INPUT DATA:

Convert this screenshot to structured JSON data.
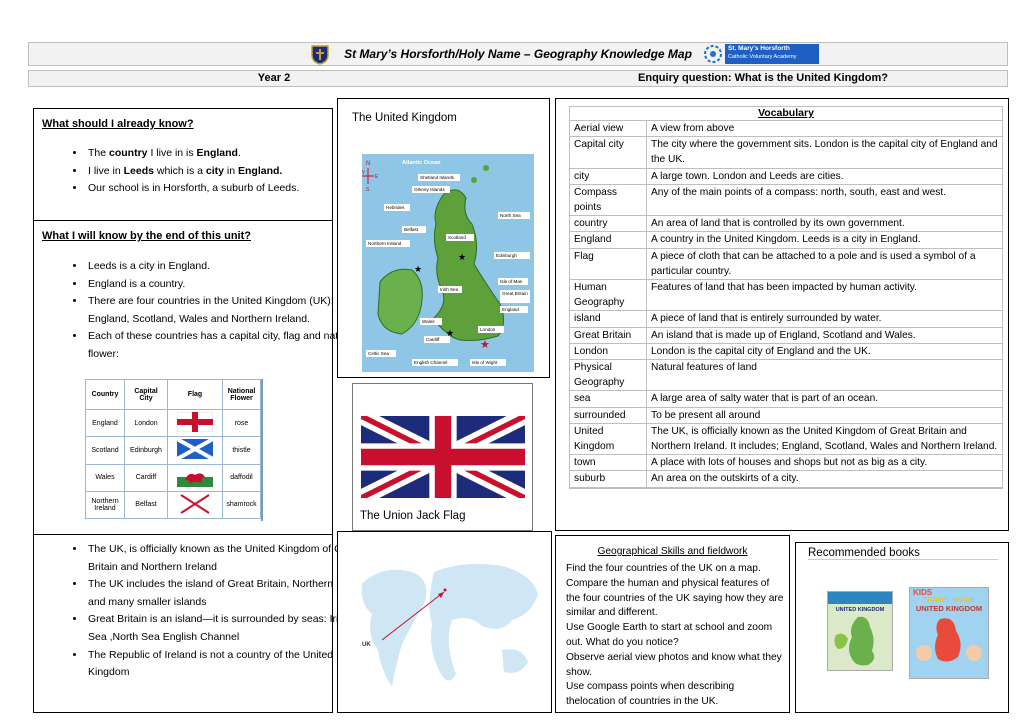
{
  "header": {
    "title": "St Mary’s Horsforth/Holy Name – Geography Knowledge Map",
    "year": "Year 2",
    "enquiry": "Enquiry question: What is the United Kingdom?",
    "logo_text_1": "St. Mary's Horsforth",
    "logo_text_2": "Catholic Voluntary Academy"
  },
  "know_already": {
    "heading": "What should I already know?",
    "items": [
      {
        "pre": "The ",
        "b1": "country",
        "mid": " I live in is ",
        "b2": "England",
        "post": "."
      },
      {
        "pre": "I live in ",
        "b1": "Leeds",
        "mid": " which is a ",
        "b2": "city",
        "post": " in ",
        "b3": "England."
      },
      {
        "pre": "Our school is in Horsforth, a suburb of Leeds."
      }
    ]
  },
  "know_end": {
    "heading": "What I will know by the end of this unit?",
    "items": [
      "Leeds is a city in England.",
      "England is a country.",
      "There are four countries in the United Kingdom (UK):  England, Scotland, Wales and Northern Ireland.",
      "Each of these countries has a capital city, flag and national flower:"
    ],
    "items2": [
      "The UK, is officially known as the United Kingdom of Great Britain and Northern Ireland",
      " The UK includes the island of Great Britain, Northern Ireland and many smaller islands",
      "Great Britain is an island—it is surrounded by seas: Irish Sea ,North Sea English Channel",
      "The Republic of Ireland is not a country of the United Kingdom"
    ]
  },
  "capitals_table": {
    "headers": [
      "Country",
      "Capital City",
      "Flag",
      "National Flower"
    ],
    "rows": [
      {
        "country": "England",
        "capital": "London",
        "flower": "rose"
      },
      {
        "country": "Scotland",
        "capital": "Edinburgh",
        "flower": "thistle"
      },
      {
        "country": "Wales",
        "capital": "Cardiff",
        "flower": "daffodil"
      },
      {
        "country": "Northern Ireland",
        "capital": "Belfast",
        "flower": "shamrock"
      }
    ]
  },
  "uk_map": {
    "heading": "The United Kingdom",
    "labels": {
      "compass_n": "N",
      "compass_e": "E",
      "compass_w": "W",
      "compass_s": "S",
      "atlantic": "Atlantic Ocean",
      "shetland": "Shetland Islands",
      "orkney": "Orkney Islands",
      "hebrides": "Hebrides",
      "north_sea": "North Sea",
      "belfast": "Belfast",
      "scotland": "Scotland",
      "northern_ireland": "Northern Ireland",
      "edinburgh": "Edinburgh",
      "isle_of_man": "Isle of Man",
      "irish_sea": "Irish Sea",
      "great_britain": "Great Britain",
      "england": "England",
      "wales": "Wales",
      "london": "London",
      "cardiff": "Cardiff",
      "celtic_sea": "Celtic Sea",
      "english_channel": "English Channel",
      "isle_of_wight": "Isle of Wight"
    }
  },
  "flag": {
    "caption": "The  Union Jack Flag"
  },
  "world_map": {
    "label": "UK"
  },
  "vocabulary": {
    "heading": "Vocabulary",
    "rows": [
      {
        "term": "Aerial view",
        "def": "A view from above"
      },
      {
        "term": "Capital city",
        "def": "The city where the government sits. London is the capital city of England and the UK."
      },
      {
        "term": "city",
        "def": "A large town. London and Leeds are cities."
      },
      {
        "term": "Compass points",
        "def": "Any of the main points of a compass: north, south, east and west."
      },
      {
        "term": "country",
        "def": "An area of land that is controlled by its own government."
      },
      {
        "term": "England",
        "def": "A country in the United Kingdom. Leeds is a city in England."
      },
      {
        "term": "Flag",
        "def": "A piece of cloth that can be attached to a pole and is used a symbol of a particular country."
      },
      {
        "term": "Human Geography",
        "def": "Features of land that has been impacted by human activity."
      },
      {
        "term": "island",
        "def": "A piece of land that is entirely surrounded by water."
      },
      {
        "term": "Great Britain",
        "def": "An island that is made up of England, Scotland and Wales."
      },
      {
        "term": "London",
        "def": "London is the capital city of England and the UK."
      },
      {
        "term": "Physical Geography",
        "def": "Natural features of land"
      },
      {
        "term": "sea",
        "def": "A large area of salty water that is part of an ocean."
      },
      {
        "term": "surrounded",
        "def": "To be present all around"
      },
      {
        "term": "United Kingdom",
        "def": "The UK, is officially known as the United Kingdom of Great Britain and Northern Ireland. It includes; England, Scotland, Wales and Northern Ireland."
      },
      {
        "term": "town",
        "def": "A place with lots of houses and shops but not as big as a city."
      },
      {
        "term": "suburb",
        "def": "An area on the outskirts of a city."
      }
    ]
  },
  "skills": {
    "heading": "Geographical Skills and fieldwork",
    "lines": [
      "Find the four countries of the UK on a map.",
      "Compare the human and physical features of the four countries of the UK saying how they are similar and different.",
      "Use Google Earth to start at school and zoom out. What do you notice?",
      "Observe aerial view photos and know what they show.",
      "Use compass points when describing thelocation of countries in the UK."
    ]
  },
  "books": {
    "heading": "Recommended books",
    "book1_title": "UNITED KINGDOM",
    "book2_title_1": "TRAVEL GUIDE",
    "book2_title_2": "UNITED KINGDOM",
    "book2_kids": "KIDS"
  },
  "colors": {
    "header_bg": "#f2f2f2",
    "sea": "#8fc6e6",
    "land_green": "#5ea13a",
    "flag_blue": "#1d2b7a",
    "flag_red": "#c8102e"
  }
}
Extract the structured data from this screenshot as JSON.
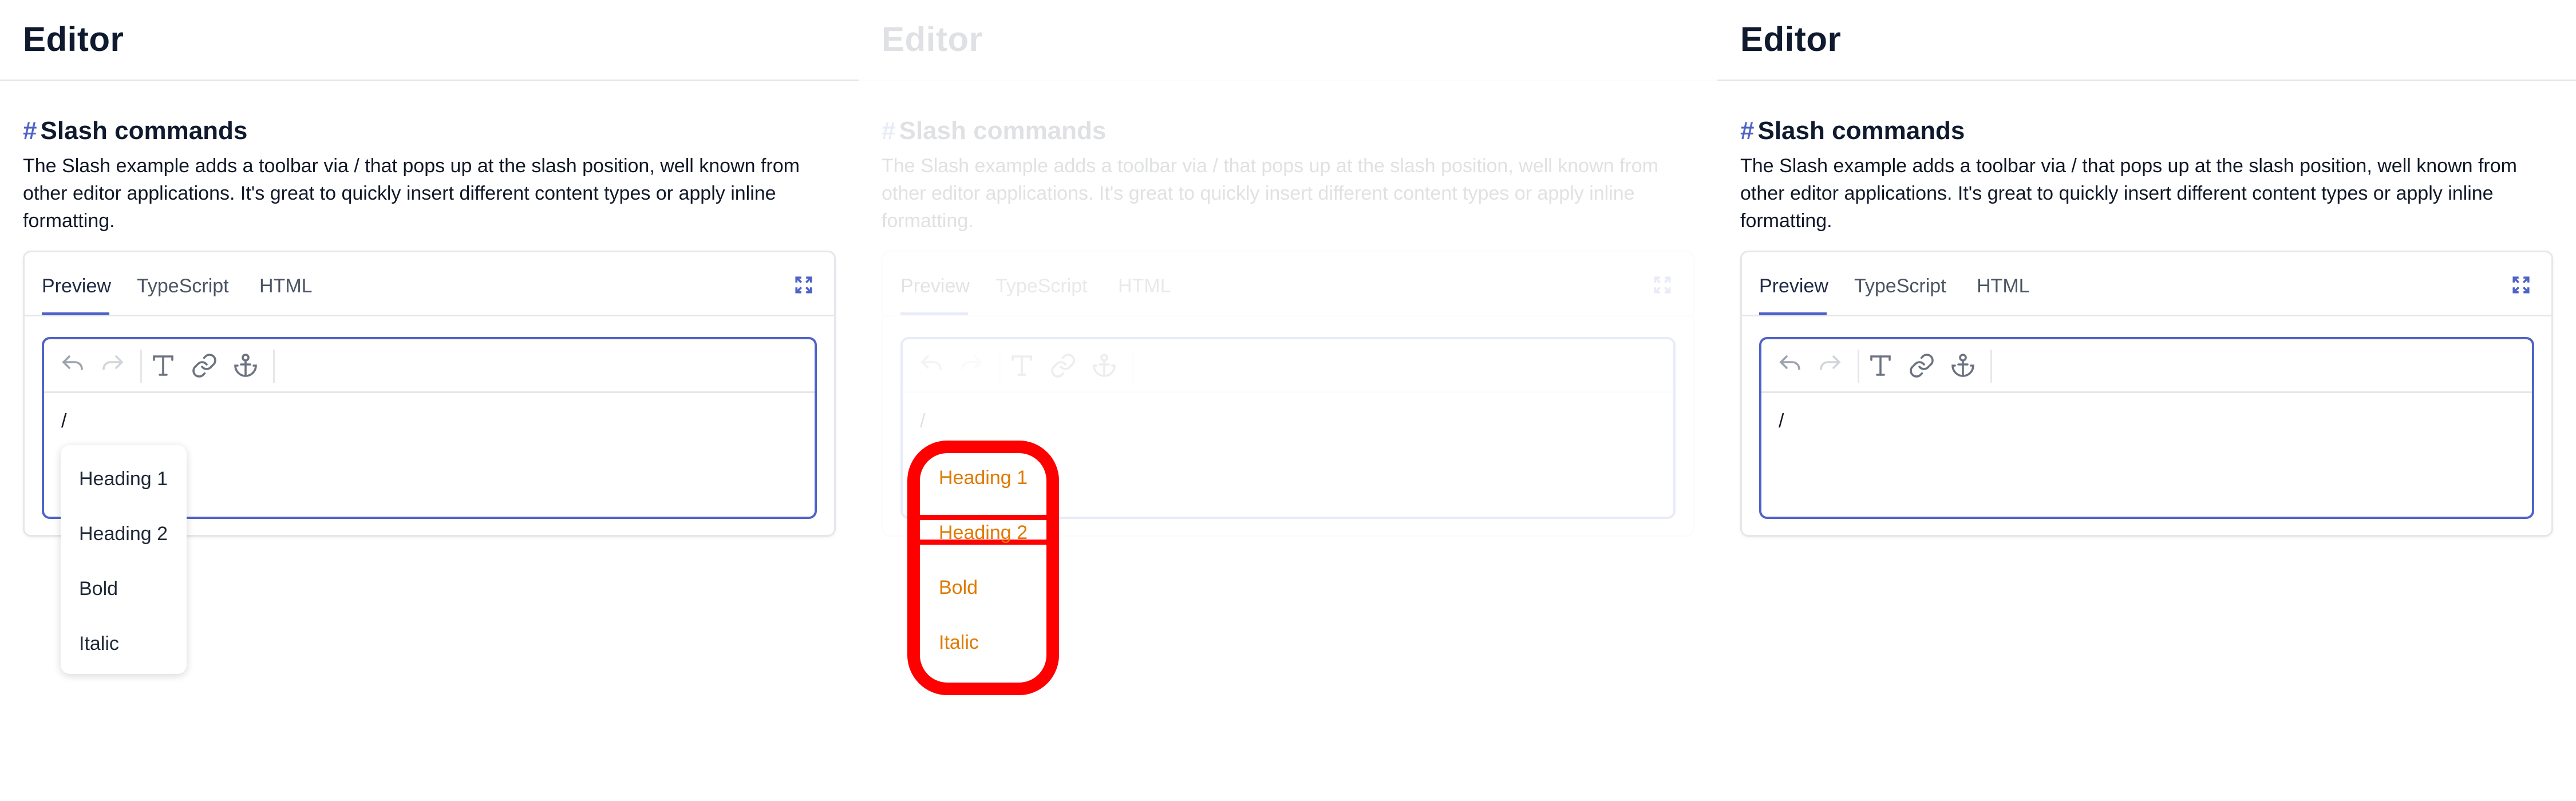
{
  "panels": [
    {
      "app_title": "Editor",
      "section": {
        "hash": "#",
        "title": "Slash commands"
      },
      "description": "The Slash example adds a toolbar via / that pops up at the slash position, well known from other editor applications. It's great to quickly insert different content types or apply inline formatting.",
      "tabs": [
        "Preview",
        "TypeScript",
        "HTML"
      ],
      "editor_text": "/",
      "menu": [
        "Heading 1",
        "Heading 2",
        "Bold",
        "Italic"
      ]
    },
    {
      "app_title": "Editor",
      "section": {
        "hash": "#",
        "title": "Slash commands"
      },
      "description": "The Slash example adds a toolbar via / that pops up at the slash position, well known from other editor applications. It's great to quickly insert different content types or apply inline formatting.",
      "tabs": [
        "Preview",
        "TypeScript",
        "HTML"
      ],
      "editor_text": "/",
      "menu": [
        "Heading 1",
        "Heading 2",
        "Bold",
        "Italic"
      ]
    },
    {
      "app_title": "Editor",
      "section": {
        "hash": "#",
        "title": "Slash commands"
      },
      "description": "The Slash example adds a toolbar via / that pops up at the slash position, well known from other editor applications. It's great to quickly insert different content types or apply inline formatting.",
      "tabs": [
        "Preview",
        "TypeScript",
        "HTML"
      ],
      "editor_text": "/"
    }
  ],
  "icons": {
    "undo": "undo-icon",
    "redo": "redo-icon",
    "text": "text-style-icon",
    "link": "link-icon",
    "anchor": "anchor-icon",
    "expand": "expand-icon"
  },
  "colors": {
    "accent": "#4f63c7",
    "highlight_outline": "#ff0000",
    "highlight_text": "#e07a00",
    "border": "#e5e7eb"
  }
}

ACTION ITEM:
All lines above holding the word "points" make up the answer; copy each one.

EXPECTED OUTPUT:
        "term": "Compass points",
        "def": "Any of the main points of a compass: north, south, east and west."
      "Use compass points when describing thelocation of countries in the UK."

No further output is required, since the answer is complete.